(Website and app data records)
+--
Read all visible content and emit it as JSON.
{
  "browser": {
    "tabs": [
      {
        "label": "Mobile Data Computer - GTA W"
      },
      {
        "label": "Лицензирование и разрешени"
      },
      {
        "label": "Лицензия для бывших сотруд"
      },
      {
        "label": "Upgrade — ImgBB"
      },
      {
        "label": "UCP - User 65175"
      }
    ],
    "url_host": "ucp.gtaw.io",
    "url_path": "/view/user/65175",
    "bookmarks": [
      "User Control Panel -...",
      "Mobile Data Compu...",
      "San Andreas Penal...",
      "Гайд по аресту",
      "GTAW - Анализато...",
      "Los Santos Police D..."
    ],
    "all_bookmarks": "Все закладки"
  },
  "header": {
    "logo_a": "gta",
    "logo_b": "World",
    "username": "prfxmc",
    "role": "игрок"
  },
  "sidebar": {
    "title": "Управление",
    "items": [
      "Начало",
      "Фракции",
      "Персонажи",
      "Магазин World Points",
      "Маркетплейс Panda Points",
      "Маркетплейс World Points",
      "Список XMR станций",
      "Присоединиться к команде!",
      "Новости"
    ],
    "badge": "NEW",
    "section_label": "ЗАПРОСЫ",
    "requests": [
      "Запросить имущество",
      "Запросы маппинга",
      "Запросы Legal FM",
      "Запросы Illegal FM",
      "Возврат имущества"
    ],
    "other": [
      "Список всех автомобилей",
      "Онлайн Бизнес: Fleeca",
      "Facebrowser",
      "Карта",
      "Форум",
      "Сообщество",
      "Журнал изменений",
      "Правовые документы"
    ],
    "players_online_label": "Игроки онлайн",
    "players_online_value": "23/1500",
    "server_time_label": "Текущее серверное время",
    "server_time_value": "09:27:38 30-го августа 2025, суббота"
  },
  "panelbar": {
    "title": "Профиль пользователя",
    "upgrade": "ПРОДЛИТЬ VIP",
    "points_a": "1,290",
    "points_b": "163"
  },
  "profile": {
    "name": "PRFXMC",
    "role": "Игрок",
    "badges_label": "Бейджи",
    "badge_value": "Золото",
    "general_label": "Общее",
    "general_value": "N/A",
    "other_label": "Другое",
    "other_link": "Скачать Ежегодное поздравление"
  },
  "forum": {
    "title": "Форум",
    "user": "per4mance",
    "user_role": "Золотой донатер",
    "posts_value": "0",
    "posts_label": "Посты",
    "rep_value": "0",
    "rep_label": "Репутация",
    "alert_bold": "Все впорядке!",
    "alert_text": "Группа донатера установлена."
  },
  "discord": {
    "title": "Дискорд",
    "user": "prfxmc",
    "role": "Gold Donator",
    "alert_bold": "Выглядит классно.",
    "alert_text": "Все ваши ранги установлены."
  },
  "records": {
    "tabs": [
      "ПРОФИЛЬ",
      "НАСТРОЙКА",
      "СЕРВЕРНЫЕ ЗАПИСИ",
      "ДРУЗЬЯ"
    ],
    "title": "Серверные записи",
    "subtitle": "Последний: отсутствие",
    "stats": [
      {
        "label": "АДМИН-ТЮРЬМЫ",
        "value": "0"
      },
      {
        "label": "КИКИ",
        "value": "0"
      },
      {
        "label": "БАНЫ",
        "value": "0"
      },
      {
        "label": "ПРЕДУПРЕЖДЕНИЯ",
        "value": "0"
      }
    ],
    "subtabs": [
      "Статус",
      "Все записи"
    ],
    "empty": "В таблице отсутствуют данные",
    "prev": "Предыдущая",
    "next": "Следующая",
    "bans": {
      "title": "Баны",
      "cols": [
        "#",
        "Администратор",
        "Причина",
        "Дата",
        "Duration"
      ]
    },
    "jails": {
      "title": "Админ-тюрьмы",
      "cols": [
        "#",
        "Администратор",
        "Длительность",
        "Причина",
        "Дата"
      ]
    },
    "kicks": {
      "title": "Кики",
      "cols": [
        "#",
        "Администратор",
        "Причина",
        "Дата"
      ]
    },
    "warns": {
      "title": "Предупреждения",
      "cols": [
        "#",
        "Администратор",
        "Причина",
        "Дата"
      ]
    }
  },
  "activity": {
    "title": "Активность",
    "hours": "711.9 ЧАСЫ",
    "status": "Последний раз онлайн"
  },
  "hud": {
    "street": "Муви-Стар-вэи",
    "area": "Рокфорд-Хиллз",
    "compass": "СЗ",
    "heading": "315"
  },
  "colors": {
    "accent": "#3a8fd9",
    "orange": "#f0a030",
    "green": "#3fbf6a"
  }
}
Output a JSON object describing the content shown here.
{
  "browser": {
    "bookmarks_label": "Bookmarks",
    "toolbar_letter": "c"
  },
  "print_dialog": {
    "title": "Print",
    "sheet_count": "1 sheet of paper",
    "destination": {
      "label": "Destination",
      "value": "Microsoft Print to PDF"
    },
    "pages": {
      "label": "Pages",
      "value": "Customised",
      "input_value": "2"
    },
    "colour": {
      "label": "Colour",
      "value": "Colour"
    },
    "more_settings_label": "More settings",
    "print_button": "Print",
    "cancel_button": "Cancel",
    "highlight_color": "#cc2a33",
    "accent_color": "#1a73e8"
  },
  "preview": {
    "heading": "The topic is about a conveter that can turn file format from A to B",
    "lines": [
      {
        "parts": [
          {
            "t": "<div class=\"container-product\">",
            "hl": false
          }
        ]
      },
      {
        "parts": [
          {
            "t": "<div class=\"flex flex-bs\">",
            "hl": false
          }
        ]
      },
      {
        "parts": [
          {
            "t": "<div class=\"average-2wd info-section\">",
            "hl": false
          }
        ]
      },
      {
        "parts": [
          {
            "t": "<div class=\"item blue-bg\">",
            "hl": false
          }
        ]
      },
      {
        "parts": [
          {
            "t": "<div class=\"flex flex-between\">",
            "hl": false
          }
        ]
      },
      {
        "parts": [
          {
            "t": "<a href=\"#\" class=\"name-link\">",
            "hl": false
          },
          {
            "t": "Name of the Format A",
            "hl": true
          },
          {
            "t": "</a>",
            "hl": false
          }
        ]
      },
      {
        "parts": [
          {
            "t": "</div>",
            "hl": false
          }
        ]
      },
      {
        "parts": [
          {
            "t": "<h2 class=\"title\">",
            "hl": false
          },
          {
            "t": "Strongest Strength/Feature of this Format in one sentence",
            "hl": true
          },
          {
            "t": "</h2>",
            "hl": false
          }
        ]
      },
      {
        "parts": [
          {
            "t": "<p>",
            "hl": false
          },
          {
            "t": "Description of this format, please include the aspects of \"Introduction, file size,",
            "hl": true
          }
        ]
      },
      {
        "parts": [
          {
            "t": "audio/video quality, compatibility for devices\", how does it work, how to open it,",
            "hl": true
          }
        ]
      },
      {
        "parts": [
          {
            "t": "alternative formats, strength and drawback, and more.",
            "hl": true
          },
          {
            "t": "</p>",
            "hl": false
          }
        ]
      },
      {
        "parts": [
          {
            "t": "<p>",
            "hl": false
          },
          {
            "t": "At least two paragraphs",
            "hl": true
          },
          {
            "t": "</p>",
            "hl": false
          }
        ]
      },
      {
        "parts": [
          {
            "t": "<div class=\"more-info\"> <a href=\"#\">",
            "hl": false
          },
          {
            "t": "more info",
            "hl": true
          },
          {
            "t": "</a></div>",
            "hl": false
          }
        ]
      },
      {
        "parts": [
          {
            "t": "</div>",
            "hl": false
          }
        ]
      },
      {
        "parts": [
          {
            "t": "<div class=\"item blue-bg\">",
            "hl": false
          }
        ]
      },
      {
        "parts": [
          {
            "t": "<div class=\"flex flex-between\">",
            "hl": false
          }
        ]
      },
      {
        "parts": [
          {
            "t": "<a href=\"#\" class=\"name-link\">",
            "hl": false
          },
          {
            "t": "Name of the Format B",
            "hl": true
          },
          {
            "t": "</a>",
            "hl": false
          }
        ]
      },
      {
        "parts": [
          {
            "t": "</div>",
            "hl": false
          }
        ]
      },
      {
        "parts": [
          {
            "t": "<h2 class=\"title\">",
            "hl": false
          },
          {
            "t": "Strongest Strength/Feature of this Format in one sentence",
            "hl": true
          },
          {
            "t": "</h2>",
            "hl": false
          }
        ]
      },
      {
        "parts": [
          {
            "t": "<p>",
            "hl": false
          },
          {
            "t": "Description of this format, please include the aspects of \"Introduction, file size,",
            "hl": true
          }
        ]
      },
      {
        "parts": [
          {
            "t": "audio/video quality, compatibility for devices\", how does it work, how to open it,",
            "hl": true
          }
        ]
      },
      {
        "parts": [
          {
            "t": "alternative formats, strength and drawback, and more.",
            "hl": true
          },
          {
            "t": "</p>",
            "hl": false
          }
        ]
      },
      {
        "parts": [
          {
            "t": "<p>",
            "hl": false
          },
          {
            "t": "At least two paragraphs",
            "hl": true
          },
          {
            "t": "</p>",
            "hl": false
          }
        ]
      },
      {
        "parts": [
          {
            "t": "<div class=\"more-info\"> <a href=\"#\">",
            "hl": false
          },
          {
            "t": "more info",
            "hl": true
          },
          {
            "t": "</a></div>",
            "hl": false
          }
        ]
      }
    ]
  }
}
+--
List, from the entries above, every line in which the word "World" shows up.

Result for this exercise:
    "logo_b": "World",
      "Магазин World Points",
      "Маркетплейс World Points",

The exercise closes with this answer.